Middle Bar Dams

The Conservancy has helped ward off construction of two different versions of the Middle Bar Dam on the Mokelumne’s main stem in the backwaters of Pardee Reservoir. Both were proposed by San Joaquin County water interests. Each dam would have flooded the Middle Bar reach, Highway 49 Bridge, Electra reach, and PG&E’s Electra Powerhouse. The “high” version would have extended a reservoir all the way from the backwater of Pardee Reservoir to the confluence of the Mokelumne’s Middle Fork and main stem.

Restoring and Protecting the Mokelumne River Watershed

Amador-Calaveras Consensus Group

Foothill Conservancy is a founding member of this award-winning collaborative group that works to create fire-safe communities, healthy forests and watersheds, and sustainable local economies.

Upper Mokelumne River Watershed Authority

The Conservancy helped facilitate the original joint powers agreement that created this joint powers agency. The agency includes counties and water agencies in Amador, Alpine and Calaveras counties. The original agreement provided for funds to be invested in watershed restoration and education. We continue to attend meetings and participate on project advisory committees.

PG&E Lands Stewardship Council

The Conservancy has been involved in this issue since 2000. We serve on the steering committee of the California Hydropower Reform Coalition, which helped establish the Pacific Forest and Watershed Lands Stewardship Council as part of the settlement of PG&E’s bankruptcy case. The Council will convey 140,000 lands to public ownership or place conservation easements on them to protect public values such as recreation, wildlife habitat, open space, etc. We continue to be involved in local discussions and through CHRC representation on the council board.
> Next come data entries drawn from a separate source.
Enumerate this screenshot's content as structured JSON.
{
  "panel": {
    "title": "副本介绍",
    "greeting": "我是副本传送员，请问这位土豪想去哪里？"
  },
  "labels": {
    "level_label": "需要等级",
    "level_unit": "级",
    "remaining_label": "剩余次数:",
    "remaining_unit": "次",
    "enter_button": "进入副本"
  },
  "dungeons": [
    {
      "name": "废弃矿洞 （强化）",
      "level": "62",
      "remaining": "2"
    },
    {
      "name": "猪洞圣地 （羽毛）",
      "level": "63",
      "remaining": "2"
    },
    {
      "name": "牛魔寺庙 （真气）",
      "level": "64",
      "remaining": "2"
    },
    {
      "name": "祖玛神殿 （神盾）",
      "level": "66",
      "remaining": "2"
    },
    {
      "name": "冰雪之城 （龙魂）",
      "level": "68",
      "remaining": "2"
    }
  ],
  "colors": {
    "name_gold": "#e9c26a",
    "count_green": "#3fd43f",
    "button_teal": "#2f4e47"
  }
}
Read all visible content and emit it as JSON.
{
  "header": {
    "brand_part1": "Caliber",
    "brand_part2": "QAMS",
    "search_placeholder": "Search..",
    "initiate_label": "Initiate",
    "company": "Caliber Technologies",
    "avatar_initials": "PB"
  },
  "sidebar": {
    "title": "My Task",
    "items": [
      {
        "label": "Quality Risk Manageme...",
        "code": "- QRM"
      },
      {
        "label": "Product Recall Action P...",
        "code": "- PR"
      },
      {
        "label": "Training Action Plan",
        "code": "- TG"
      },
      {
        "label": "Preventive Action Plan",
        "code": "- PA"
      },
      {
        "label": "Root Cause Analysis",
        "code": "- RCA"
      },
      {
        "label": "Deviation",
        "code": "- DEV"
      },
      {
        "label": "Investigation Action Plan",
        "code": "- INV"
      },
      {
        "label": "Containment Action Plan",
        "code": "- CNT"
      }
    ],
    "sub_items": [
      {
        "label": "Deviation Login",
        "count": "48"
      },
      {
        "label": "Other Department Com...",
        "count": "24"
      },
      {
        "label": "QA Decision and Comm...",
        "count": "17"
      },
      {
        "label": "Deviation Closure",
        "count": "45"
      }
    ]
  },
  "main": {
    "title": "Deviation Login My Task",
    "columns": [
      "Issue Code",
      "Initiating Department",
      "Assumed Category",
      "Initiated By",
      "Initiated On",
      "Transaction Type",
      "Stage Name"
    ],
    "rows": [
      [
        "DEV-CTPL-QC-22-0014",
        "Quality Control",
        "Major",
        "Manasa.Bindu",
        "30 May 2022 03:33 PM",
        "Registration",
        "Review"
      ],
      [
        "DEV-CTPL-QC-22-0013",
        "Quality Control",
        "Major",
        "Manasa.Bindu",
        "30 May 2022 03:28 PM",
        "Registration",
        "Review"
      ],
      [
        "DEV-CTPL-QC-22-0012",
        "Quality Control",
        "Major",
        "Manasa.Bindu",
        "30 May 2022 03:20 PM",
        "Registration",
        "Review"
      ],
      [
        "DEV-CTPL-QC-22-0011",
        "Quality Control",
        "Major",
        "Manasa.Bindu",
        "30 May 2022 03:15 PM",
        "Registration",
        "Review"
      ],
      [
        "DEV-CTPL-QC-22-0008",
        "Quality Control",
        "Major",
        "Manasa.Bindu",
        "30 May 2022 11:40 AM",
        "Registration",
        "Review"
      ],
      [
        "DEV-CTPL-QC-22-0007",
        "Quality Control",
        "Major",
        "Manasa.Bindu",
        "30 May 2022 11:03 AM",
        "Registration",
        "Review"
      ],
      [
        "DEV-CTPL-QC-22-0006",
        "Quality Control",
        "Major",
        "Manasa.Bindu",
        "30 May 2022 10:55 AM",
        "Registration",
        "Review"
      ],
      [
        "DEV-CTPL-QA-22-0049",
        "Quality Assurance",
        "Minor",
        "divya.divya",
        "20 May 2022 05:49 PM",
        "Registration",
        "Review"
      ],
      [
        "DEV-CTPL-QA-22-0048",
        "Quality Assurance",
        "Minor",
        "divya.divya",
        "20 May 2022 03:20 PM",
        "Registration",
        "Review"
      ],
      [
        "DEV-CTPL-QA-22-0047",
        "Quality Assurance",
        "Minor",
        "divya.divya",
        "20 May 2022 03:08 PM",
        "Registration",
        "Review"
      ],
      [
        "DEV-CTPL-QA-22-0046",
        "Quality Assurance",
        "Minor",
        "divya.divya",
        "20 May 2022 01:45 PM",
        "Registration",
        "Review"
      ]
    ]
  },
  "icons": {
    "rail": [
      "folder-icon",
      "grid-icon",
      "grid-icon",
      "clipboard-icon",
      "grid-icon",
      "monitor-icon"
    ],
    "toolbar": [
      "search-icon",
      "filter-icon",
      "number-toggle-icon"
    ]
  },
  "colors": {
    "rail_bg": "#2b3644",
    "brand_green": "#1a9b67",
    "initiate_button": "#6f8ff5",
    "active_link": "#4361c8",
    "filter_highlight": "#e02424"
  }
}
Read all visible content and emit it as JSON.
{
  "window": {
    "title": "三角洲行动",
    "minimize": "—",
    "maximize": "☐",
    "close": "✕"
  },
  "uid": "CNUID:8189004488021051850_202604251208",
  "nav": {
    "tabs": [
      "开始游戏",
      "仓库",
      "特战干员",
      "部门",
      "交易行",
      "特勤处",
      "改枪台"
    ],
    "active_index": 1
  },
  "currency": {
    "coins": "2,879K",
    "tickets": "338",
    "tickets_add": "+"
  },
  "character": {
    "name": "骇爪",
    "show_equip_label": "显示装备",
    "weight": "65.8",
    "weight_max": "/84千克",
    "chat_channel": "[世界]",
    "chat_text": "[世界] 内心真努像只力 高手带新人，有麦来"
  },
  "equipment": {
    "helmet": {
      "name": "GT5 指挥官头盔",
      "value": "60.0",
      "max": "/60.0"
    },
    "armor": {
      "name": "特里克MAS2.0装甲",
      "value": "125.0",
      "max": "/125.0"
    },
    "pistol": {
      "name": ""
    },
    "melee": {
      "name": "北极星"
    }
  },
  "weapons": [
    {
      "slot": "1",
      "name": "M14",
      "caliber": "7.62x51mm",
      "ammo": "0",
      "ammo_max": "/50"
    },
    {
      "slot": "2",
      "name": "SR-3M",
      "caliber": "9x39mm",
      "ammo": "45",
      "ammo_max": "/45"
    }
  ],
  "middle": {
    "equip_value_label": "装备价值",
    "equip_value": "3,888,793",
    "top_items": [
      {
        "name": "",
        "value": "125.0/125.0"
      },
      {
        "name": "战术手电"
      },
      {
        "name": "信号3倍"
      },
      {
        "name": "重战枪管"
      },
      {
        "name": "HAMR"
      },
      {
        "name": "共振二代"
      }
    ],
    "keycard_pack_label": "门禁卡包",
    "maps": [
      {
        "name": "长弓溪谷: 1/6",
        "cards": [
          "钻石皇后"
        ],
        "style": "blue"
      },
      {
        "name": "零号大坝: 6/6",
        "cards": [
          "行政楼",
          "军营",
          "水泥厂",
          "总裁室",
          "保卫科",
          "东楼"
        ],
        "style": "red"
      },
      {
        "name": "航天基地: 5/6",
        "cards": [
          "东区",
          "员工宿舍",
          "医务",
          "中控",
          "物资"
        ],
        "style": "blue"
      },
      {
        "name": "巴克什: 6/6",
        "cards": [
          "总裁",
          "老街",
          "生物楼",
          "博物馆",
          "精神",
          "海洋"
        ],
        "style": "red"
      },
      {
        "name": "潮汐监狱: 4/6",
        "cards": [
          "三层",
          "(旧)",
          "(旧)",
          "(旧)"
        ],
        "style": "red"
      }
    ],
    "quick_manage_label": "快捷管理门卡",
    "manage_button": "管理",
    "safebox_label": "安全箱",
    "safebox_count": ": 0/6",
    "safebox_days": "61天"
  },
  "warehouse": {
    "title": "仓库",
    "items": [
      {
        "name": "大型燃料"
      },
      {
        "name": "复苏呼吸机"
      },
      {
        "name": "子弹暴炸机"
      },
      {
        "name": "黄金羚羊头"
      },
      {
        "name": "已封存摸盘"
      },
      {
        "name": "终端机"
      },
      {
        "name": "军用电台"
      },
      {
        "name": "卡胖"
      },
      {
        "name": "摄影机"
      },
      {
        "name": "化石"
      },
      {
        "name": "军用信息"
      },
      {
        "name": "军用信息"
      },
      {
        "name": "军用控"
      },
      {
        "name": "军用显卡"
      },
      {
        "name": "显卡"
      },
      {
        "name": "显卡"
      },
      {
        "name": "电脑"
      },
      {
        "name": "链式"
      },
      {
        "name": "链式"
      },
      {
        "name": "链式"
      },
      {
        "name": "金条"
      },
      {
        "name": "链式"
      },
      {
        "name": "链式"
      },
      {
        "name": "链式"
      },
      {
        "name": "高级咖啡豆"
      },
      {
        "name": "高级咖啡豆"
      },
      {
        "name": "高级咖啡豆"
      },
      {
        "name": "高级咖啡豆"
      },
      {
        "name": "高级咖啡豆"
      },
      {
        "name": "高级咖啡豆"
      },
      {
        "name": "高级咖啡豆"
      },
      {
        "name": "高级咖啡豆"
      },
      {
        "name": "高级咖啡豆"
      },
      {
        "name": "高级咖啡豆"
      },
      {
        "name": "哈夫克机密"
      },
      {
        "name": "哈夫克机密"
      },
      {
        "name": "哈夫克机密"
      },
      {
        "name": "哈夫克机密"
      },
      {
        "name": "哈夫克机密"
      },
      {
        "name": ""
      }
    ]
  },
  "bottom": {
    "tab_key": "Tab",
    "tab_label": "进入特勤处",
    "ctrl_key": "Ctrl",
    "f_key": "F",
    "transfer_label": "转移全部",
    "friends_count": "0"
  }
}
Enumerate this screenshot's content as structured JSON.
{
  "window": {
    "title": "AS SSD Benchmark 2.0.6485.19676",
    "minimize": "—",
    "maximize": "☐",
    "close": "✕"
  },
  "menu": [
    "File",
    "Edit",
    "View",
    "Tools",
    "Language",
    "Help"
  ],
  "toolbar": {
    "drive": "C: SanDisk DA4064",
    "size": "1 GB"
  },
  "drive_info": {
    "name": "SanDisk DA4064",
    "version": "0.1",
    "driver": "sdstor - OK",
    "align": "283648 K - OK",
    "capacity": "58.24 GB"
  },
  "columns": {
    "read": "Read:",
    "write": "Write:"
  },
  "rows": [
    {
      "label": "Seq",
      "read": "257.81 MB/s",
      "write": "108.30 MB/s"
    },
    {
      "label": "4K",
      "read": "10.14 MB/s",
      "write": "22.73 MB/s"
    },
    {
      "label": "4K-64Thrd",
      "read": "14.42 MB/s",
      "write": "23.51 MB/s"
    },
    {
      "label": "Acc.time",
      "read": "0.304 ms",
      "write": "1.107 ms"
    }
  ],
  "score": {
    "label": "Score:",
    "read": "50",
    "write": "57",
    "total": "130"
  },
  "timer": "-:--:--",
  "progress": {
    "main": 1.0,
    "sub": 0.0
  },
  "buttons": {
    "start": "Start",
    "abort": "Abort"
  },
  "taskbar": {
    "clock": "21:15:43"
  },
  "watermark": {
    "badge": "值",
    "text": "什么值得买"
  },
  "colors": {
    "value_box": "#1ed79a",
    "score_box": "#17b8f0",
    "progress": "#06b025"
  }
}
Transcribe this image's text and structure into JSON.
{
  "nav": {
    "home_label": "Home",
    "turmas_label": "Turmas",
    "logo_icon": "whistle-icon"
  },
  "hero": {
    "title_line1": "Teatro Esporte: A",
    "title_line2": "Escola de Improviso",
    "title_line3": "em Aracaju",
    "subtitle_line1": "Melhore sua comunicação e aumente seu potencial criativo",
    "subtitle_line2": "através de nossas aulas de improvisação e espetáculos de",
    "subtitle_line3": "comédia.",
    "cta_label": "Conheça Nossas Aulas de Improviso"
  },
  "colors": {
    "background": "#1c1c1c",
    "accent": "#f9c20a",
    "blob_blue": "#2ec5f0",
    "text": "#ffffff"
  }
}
Foothill Conservancy's River-Related Awards


Conservancy, PG&E and other parties to the Mokelumne River Project settlement receive the POWER award from the Public Officials for Water and Environmental Reform.


Conservancy and VP Pete Bell receive the Peter H. Behr Award from Friends of the River. Previous recipients include noted conservationists Mark Dubois and Martin Litton and Senator Barbara Boxer.


Conservancy VP Pete Bell receives the Restorationist of the Year Award from the Salmonid Restoration Federation.


Conservancy President Katherine Evatt receives the Capital River Award from Friends of the River for her work on Mokelumne River restoration and protection.

THE FOOTHILL CONSERVANCY  |  35 Court Street, Suite 1   Jackson, CA  95642  |  209-223-3508